The emotional message was posted Monday, in which Oswalt called grief worse than depression.
“Depression is the tallest kid in the 4th grade, dinging rubber bands off the back of your head and feeling safe on the playground, knowing that no teacher is coming to help you,” he wrote. “But grief? Grief is Jason Statham holding that 4th grade bully’s head in a toilet and then f***ing the teacher you’ve got a crush on in front of the class.”
He added, “Grief makes depression cower behind you and apologize for being such a d**k.”
Oswalt’s post came 102 days after McNamara’s death. He explained, “I was face-down and frozen for weeks. It’s 102 days later and I can confidently say I have reached a point where I’m crawling. Which, objectively, is an improvement. Maybe 102 days later I’ll be walking.”
The Bojack Horseman actor said, however, that the kind words and sentiment from fans has really helped. “They will show up for you, physically and emotionally, in ways in which make you take careful note and say to yourself, ‘Make sure to try to do that for someone else someday.’ Complete strangers will send you genuinely touching messages on Facebook and Twitter, or will somehow figure out your address to send you letters which you’ll keep and re-read ’cause you can’t believe how helpful they are.”
Oswalt and McNamara were married in 2005 and have a 7-year-old daughter, Alice. “You’ll wish you were your kid’s age,” he explained, “because the way they embrace despair and joy are at a purer level that you’re going to have to reconnect with, to reach backwards through years of calcified cynicism and ironic detachment.”
McNamara was an accomplished crime writer who founded the website True Crime Diary, and Oswalt said a book she was working on at the time of her death will be released. “It will come out.

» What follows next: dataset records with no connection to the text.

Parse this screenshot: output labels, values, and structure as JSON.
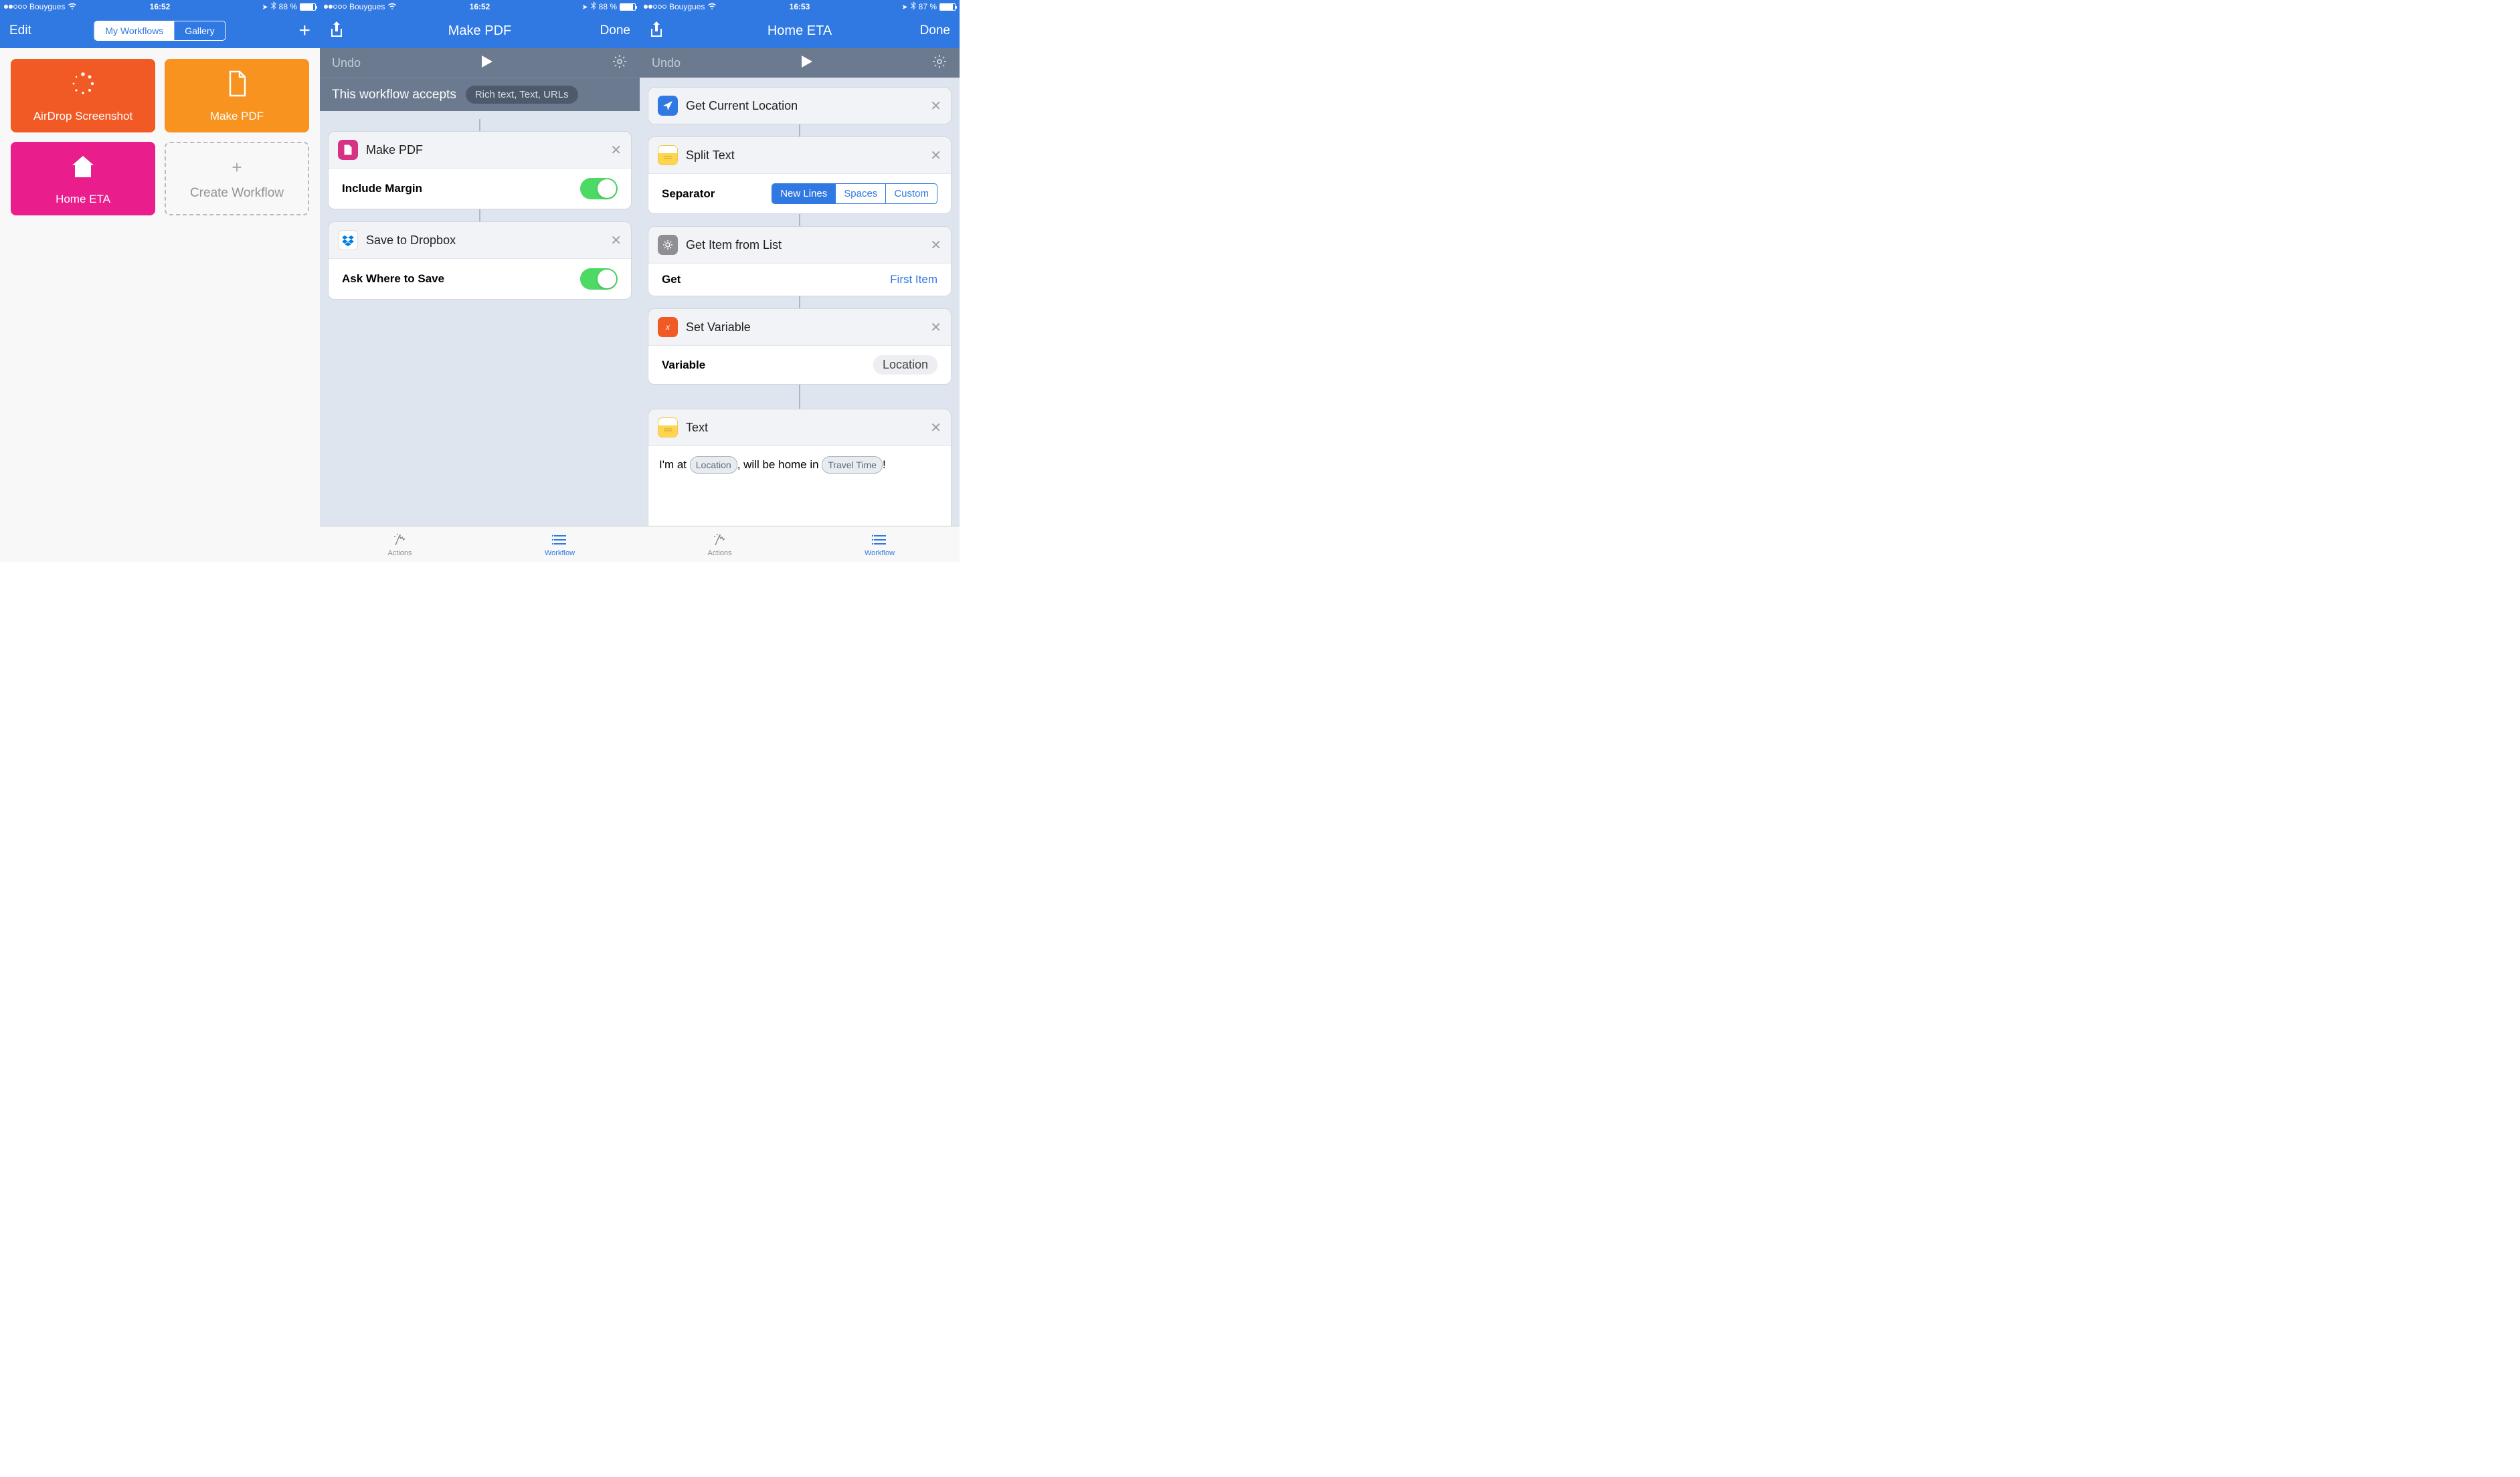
{
  "screens": [
    {
      "status": {
        "carrier": "Bouygues",
        "time": "16:52",
        "battery_pct": "88 %"
      },
      "nav": {
        "left": "Edit",
        "seg_a": "My Workflows",
        "seg_b": "Gallery",
        "seg_active": "a"
      },
      "tiles": [
        {
          "label": "AirDrop Screenshot",
          "color": "orange",
          "icon": "dots"
        },
        {
          "label": "Make PDF",
          "color": "lightorange",
          "icon": "file"
        },
        {
          "label": "Home ETA",
          "color": "pink",
          "icon": "home"
        },
        {
          "label": "Create Workflow",
          "dashed": true
        }
      ]
    },
    {
      "status": {
        "carrier": "Bouygues",
        "time": "16:52",
        "battery_pct": "88 %"
      },
      "nav": {
        "title": "Make PDF",
        "right": "Done"
      },
      "toolbar_undo": "Undo",
      "accepts_label": "This workflow accepts",
      "accepts_value": "Rich text, Text, URLs",
      "actions": [
        {
          "title": "Make PDF",
          "icon": "magenta",
          "row_label": "Include Margin",
          "switch": true
        },
        {
          "title": "Save to Dropbox",
          "icon": "dropbox",
          "row_label": "Ask Where to Save",
          "switch": true
        }
      ],
      "tabs": {
        "a": "Actions",
        "b": "Workflow",
        "active": "b"
      }
    },
    {
      "status": {
        "carrier": "Bouygues",
        "time": "16:53",
        "battery_pct": "87 %"
      },
      "nav": {
        "title": "Home ETA",
        "right": "Done"
      },
      "toolbar_undo": "Undo",
      "actions": [
        {
          "title": "Get Current Location",
          "icon": "blue-loc"
        },
        {
          "title": "Split Text",
          "icon": "yellow",
          "row_label": "Separator",
          "segmented": [
            "New Lines",
            "Spaces",
            "Custom"
          ],
          "seg_active": 0
        },
        {
          "title": "Get Item from List",
          "icon": "gray-gear",
          "row_label": "Get",
          "value_link": "First Item"
        },
        {
          "title": "Set Variable",
          "icon": "orange-x",
          "row_label": "Variable",
          "var_pill": "Location"
        },
        {
          "title": "Text",
          "icon": "yellow",
          "text_row": {
            "pre": "I'm at ",
            "tok1": "Location",
            "mid": ", will be home in ",
            "tok2": "Travel Time",
            "post": "!"
          }
        }
      ],
      "tabs": {
        "a": "Actions",
        "b": "Workflow",
        "active": "b"
      }
    }
  ]
}
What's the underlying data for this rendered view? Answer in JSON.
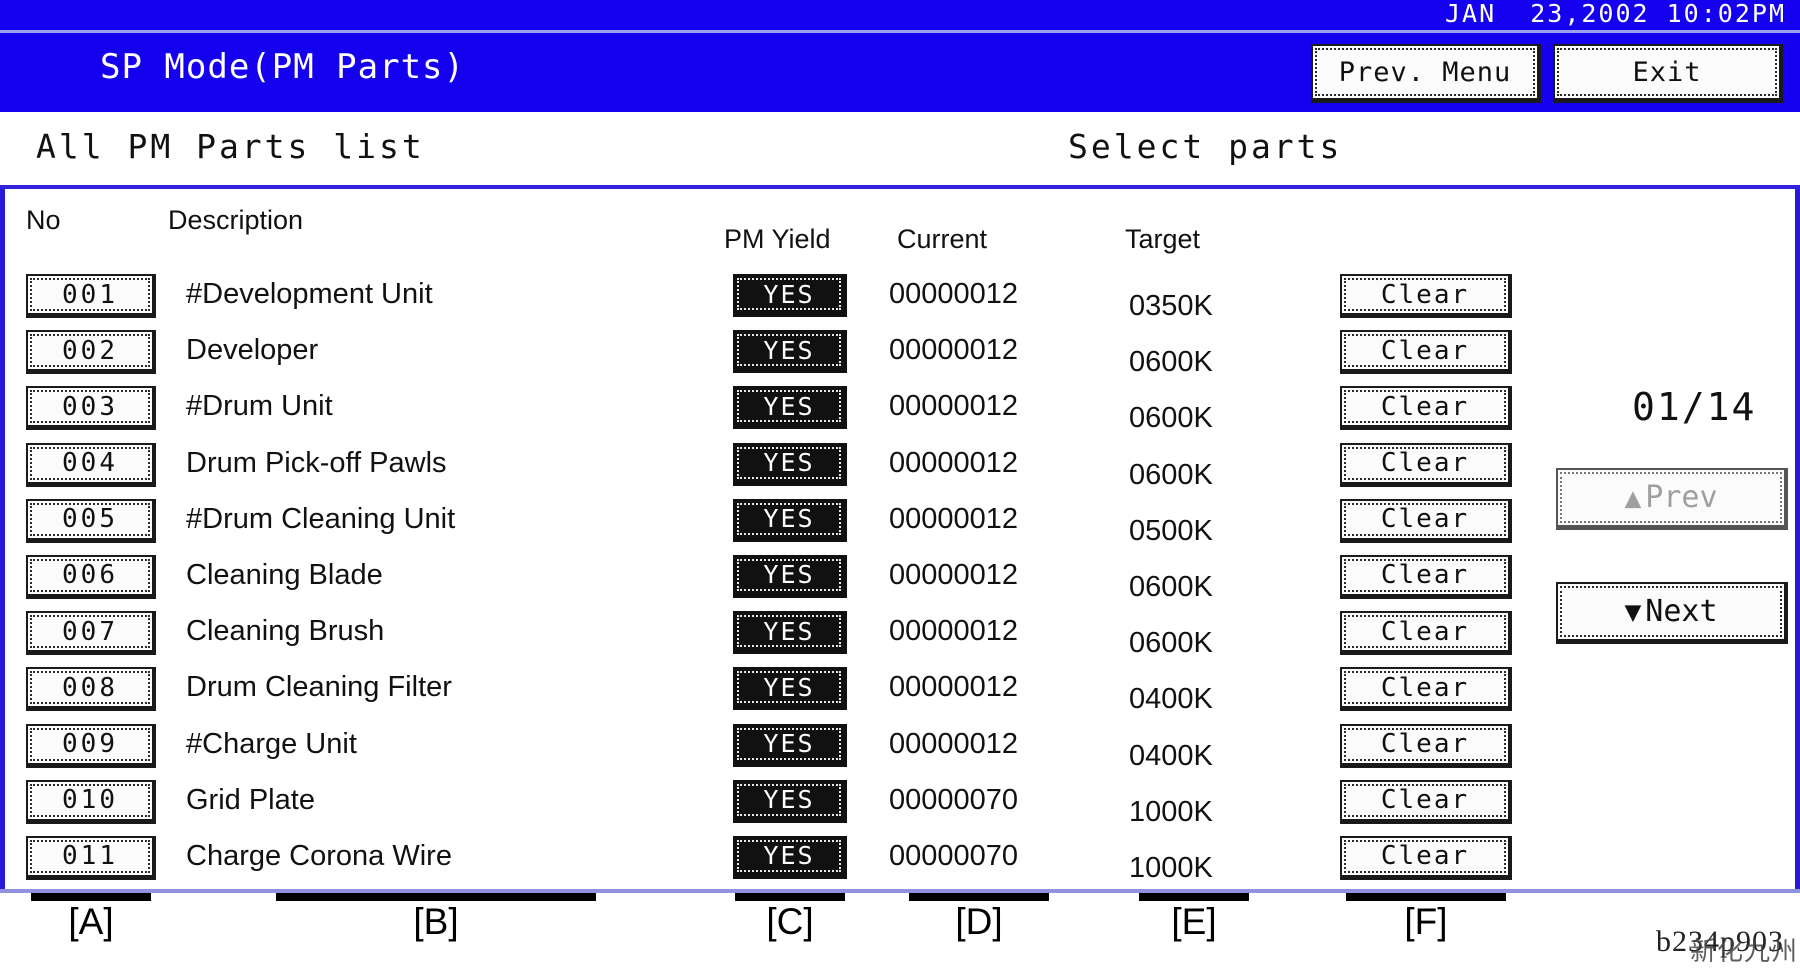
{
  "header": {
    "datetime": "JAN  23,2002 10:02PM",
    "title": "SP Mode(PM Parts)",
    "prev_menu_label": "Prev. Menu",
    "exit_label": "Exit",
    "band_color": "#1400ee"
  },
  "subheader": {
    "left_title": "All PM Parts list",
    "right_title": "Select parts",
    "rule_color": "#3322dd"
  },
  "columns": {
    "no": "No",
    "description": "Description",
    "pm_yield": "PM Yield",
    "current": "Current",
    "target": "Target"
  },
  "rows": [
    {
      "no": "001",
      "description": "#Development Unit",
      "pm_yield": "YES",
      "current": "00000012",
      "target": "0350K",
      "clear": "Clear"
    },
    {
      "no": "002",
      "description": "Developer",
      "pm_yield": "YES",
      "current": "00000012",
      "target": "0600K",
      "clear": "Clear"
    },
    {
      "no": "003",
      "description": "#Drum Unit",
      "pm_yield": "YES",
      "current": "00000012",
      "target": "0600K",
      "clear": "Clear"
    },
    {
      "no": "004",
      "description": "Drum Pick-off Pawls",
      "pm_yield": "YES",
      "current": "00000012",
      "target": "0600K",
      "clear": "Clear"
    },
    {
      "no": "005",
      "description": "#Drum Cleaning Unit",
      "pm_yield": "YES",
      "current": "00000012",
      "target": "0500K",
      "clear": "Clear"
    },
    {
      "no": "006",
      "description": "Cleaning Blade",
      "pm_yield": "YES",
      "current": "00000012",
      "target": "0600K",
      "clear": "Clear"
    },
    {
      "no": "007",
      "description": "Cleaning Brush",
      "pm_yield": "YES",
      "current": "00000012",
      "target": "0600K",
      "clear": "Clear"
    },
    {
      "no": "008",
      "description": "Drum Cleaning Filter",
      "pm_yield": "YES",
      "current": "00000012",
      "target": "0400K",
      "clear": "Clear"
    },
    {
      "no": "009",
      "description": "#Charge Unit",
      "pm_yield": "YES",
      "current": "00000012",
      "target": "0400K",
      "clear": "Clear"
    },
    {
      "no": "010",
      "description": "Grid Plate",
      "pm_yield": "YES",
      "current": "00000070",
      "target": "1000K",
      "clear": "Clear"
    },
    {
      "no": "011",
      "description": "Charge Corona Wire",
      "pm_yield": "YES",
      "current": "00000070",
      "target": "1000K",
      "clear": "Clear"
    }
  ],
  "pager": {
    "indicator": "01/14",
    "prev_label": "Prev",
    "prev_arrow": "▲",
    "prev_disabled": true,
    "next_label": "Next",
    "next_arrow": "▼"
  },
  "callouts": [
    {
      "tag": "[A]"
    },
    {
      "tag": "[B]"
    },
    {
      "tag": "[C]"
    },
    {
      "tag": "[D]"
    },
    {
      "tag": "[E]"
    },
    {
      "tag": "[F]"
    }
  ],
  "watermark": {
    "code": "b234p903",
    "overlay": "新化九州"
  }
}
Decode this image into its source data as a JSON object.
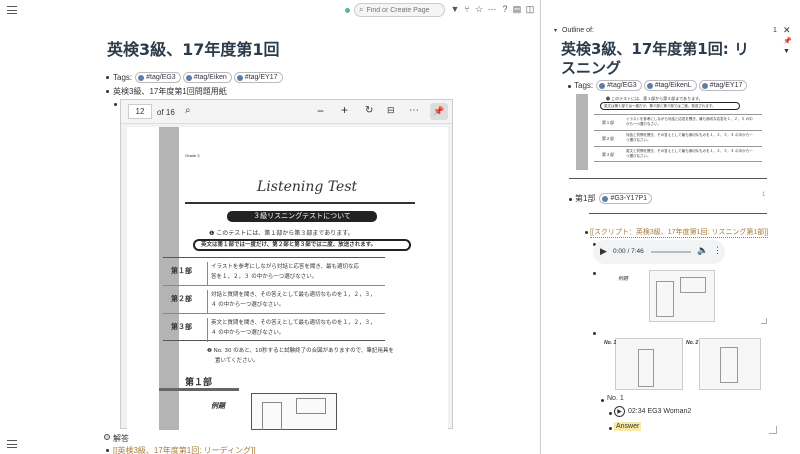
{
  "toolbar": {
    "search_placeholder": "Find or Create Page",
    "icons": [
      "filter-icon",
      "branch-icon",
      "star-icon",
      "more-icon",
      "help-icon",
      "pages-icon",
      "layout-icon"
    ]
  },
  "main": {
    "title": "英検3級、17年度第1回",
    "tags_label": "Tags:",
    "tags": [
      "#tag/EG3",
      "#tag/Eiken",
      "#tag/EY17"
    ],
    "block1_text": "英検3級、17年度第1回問題用紙",
    "answers_label": "解答",
    "link_text": "[[英検3級、17年度第1回: リーディング]]"
  },
  "pdf": {
    "page_number": "12",
    "page_total": "of 16",
    "page": {
      "grade": "Grade 3",
      "heading": "Listening  Test",
      "banner": "３級リスニングテストについて",
      "note1": "❶ このテストには、第１部から第３部まであります。",
      "note_box": "英文は第１部では一度だけ、第２部と第３部では二度、放送されます。",
      "rows": [
        {
          "label": "第１部",
          "text1": "イラストを参考にしながら対話と応答を聞き、最も適切な応",
          "text2": "答を１，２，３ の中から一つ選びなさい。"
        },
        {
          "label": "第２部",
          "text1": "対話と質問を聞き、その答えとして最も適切なものを１，２，３，",
          "text2": "４ の中から一つ選びなさい。"
        },
        {
          "label": "第３部",
          "text1": "英文と質問を聞き、その答えとして最も適切なものを１，２，３，",
          "text2": "４ の中から一つ選びなさい。"
        }
      ],
      "note2a": "❷ No. 30 のあと、10秒すると試験終了の合図がありますので、筆記用具を",
      "note2b": "置いてください。",
      "part1": "第１部",
      "example": "例題"
    }
  },
  "outline": {
    "header": "Outline of:",
    "count": "1",
    "title": "英検3級、17年度第1回: リスニング",
    "tags_label": "Tags:",
    "tags": [
      "#tag/EG3",
      "#tag/EikenL",
      "#tag/EY17"
    ],
    "mini_note1": "❶ このテストには、第１部から第３部まであります。",
    "mini_box": "英文は第１部では一度だけ、第２部と第３部では二度、放送されます。",
    "mini_rows": [
      {
        "label": "第１部",
        "text": "イラストを参考にしながら対話と応答を聞き、最も適切な応答を１，２，３ の中から一つ選びなさい。"
      },
      {
        "label": "第２部",
        "text": "対話と質問を聞き、その答えとして最も適切なものを１，２，３，４ の中から一つ選びなさい。"
      },
      {
        "label": "第３部",
        "text": "英文と質問を聞き、その答えとして最も適切なものを１，２，３，４ の中から一つ選びなさい。"
      }
    ],
    "part1_label": "第1部",
    "part1_tag": "#G3-Y17P1",
    "side_num": "1",
    "script_link": "[[スクリプト：英検3級、17年度第1回: リスニング第1部]]",
    "audio_time": "0:00 / 7:46",
    "example_label": "例題",
    "no1_label": "No. 1",
    "no2_label": "No. 2",
    "no1": "No. 1",
    "audio2": "02:34 EG3 Woman2",
    "answer": "Answer"
  }
}
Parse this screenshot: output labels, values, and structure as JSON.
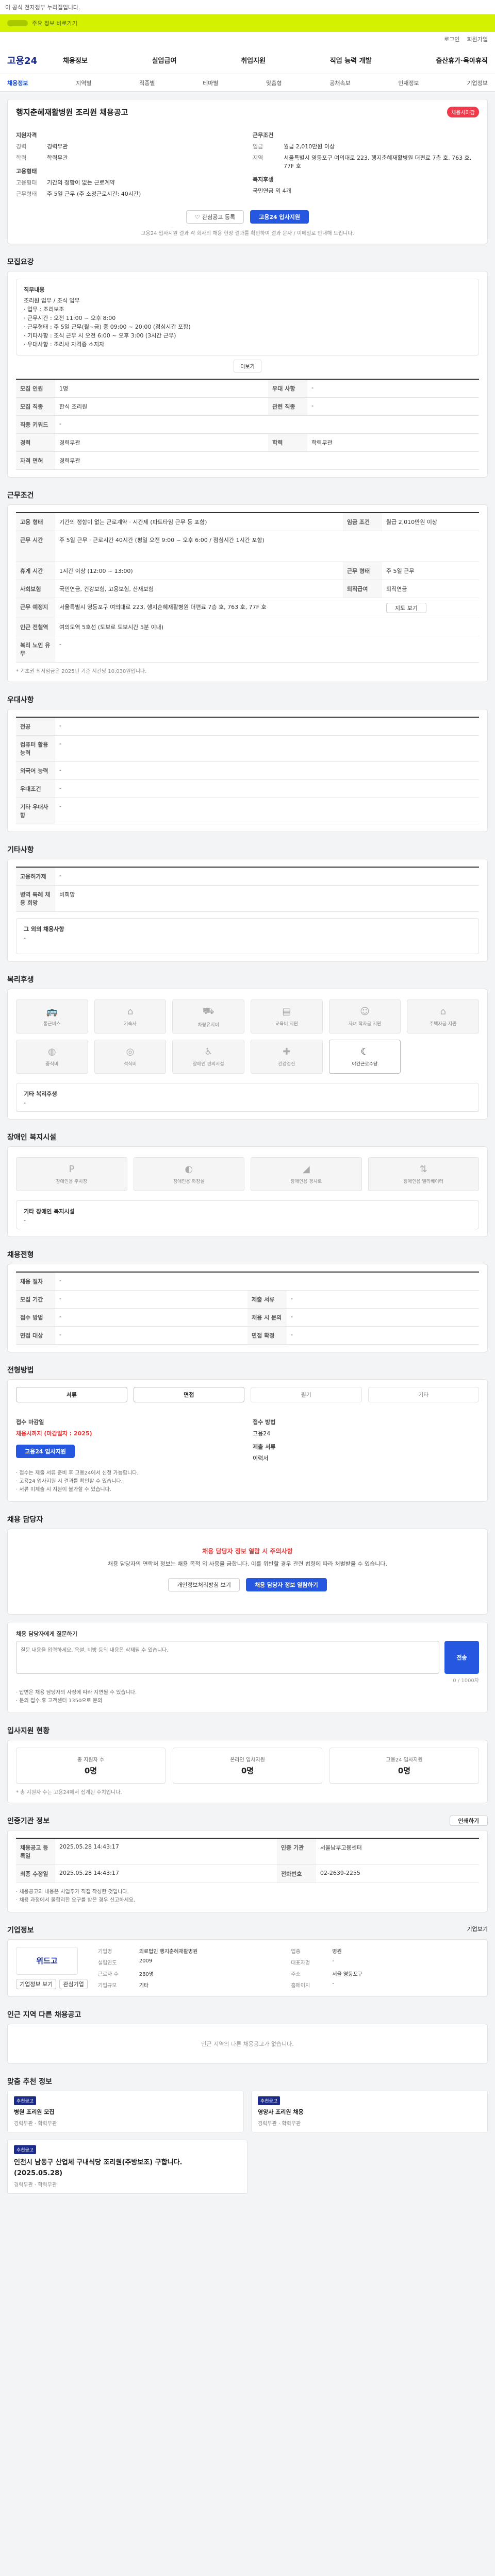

I will let you know. It’s all her. We’re just taking what’s there and letting it tell us how to shape it. It’s amazing.”